*GIVEN RECORDS*:
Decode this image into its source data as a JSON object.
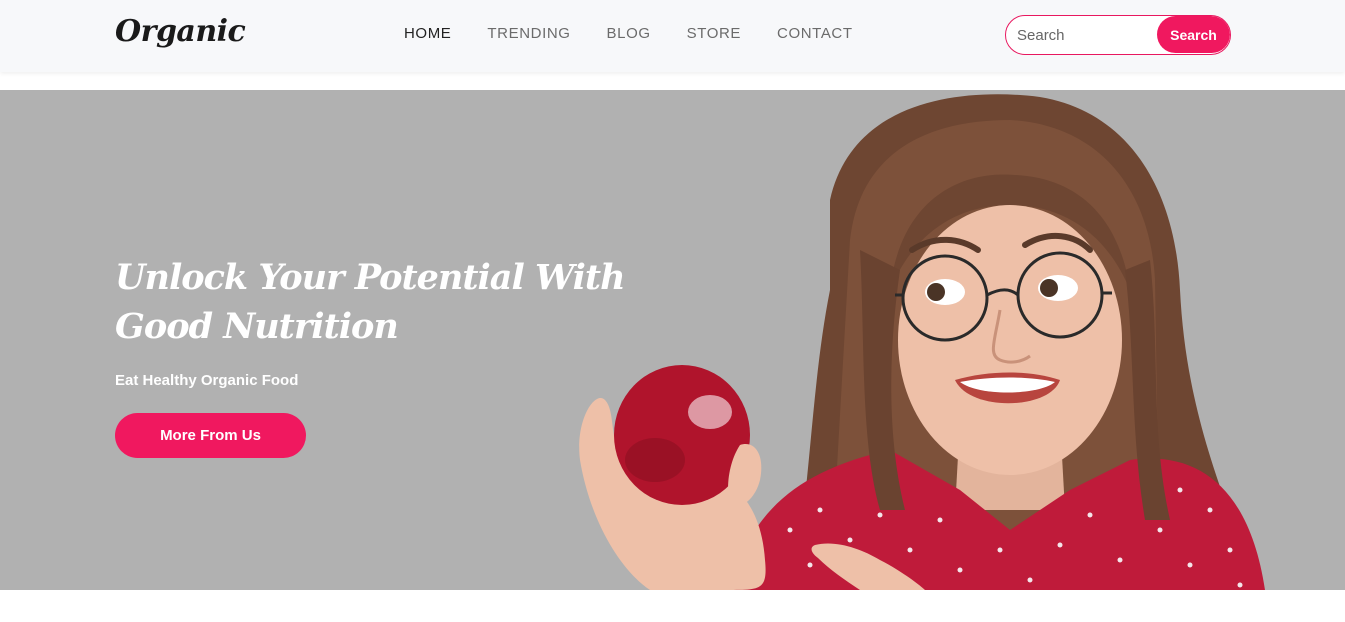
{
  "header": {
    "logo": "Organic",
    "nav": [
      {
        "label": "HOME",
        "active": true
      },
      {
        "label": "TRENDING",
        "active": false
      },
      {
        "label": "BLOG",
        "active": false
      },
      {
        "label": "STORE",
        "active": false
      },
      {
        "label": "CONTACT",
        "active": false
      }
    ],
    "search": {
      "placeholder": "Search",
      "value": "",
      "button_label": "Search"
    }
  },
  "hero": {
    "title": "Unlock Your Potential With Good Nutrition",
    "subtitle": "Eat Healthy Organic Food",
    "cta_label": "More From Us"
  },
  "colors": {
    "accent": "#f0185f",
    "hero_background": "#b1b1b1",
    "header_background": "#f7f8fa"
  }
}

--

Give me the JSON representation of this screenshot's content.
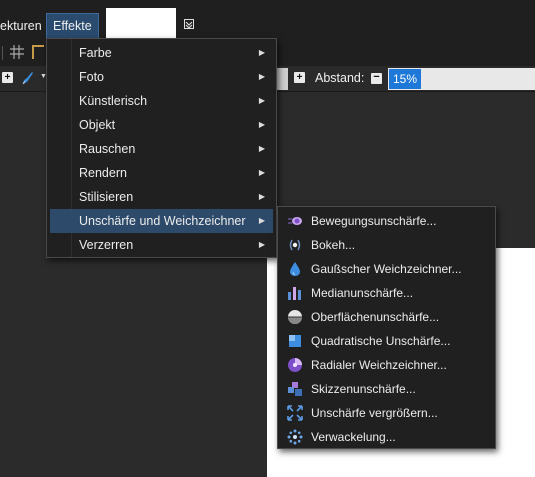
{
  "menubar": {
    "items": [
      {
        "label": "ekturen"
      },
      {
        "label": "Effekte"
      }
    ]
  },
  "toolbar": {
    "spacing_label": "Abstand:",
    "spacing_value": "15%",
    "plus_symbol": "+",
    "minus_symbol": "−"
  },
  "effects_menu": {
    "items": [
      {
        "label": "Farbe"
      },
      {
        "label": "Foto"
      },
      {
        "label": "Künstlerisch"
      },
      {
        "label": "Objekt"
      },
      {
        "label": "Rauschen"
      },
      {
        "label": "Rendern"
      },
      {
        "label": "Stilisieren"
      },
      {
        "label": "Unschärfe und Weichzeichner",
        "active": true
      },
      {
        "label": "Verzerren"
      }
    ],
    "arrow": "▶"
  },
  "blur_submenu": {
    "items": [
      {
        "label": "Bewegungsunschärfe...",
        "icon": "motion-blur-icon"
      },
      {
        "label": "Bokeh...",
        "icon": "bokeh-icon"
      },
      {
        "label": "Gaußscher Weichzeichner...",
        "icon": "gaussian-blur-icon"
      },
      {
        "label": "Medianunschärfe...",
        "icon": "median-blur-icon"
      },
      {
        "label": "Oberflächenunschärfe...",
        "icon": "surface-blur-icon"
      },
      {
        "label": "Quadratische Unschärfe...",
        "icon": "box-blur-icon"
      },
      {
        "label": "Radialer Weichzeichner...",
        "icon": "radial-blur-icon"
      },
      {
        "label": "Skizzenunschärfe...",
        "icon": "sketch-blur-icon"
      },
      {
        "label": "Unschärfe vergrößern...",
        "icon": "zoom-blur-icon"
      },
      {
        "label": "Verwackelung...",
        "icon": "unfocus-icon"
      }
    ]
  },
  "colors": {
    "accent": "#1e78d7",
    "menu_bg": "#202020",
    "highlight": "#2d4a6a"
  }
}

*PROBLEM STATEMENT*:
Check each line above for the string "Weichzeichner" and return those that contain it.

*COMPLETED EXERCISE*:
        "label": "Unschärfe und Weichzeichner",
        "label": "Gaußscher Weichzeichner...",
        "label": "Radialer Weichzeichner...",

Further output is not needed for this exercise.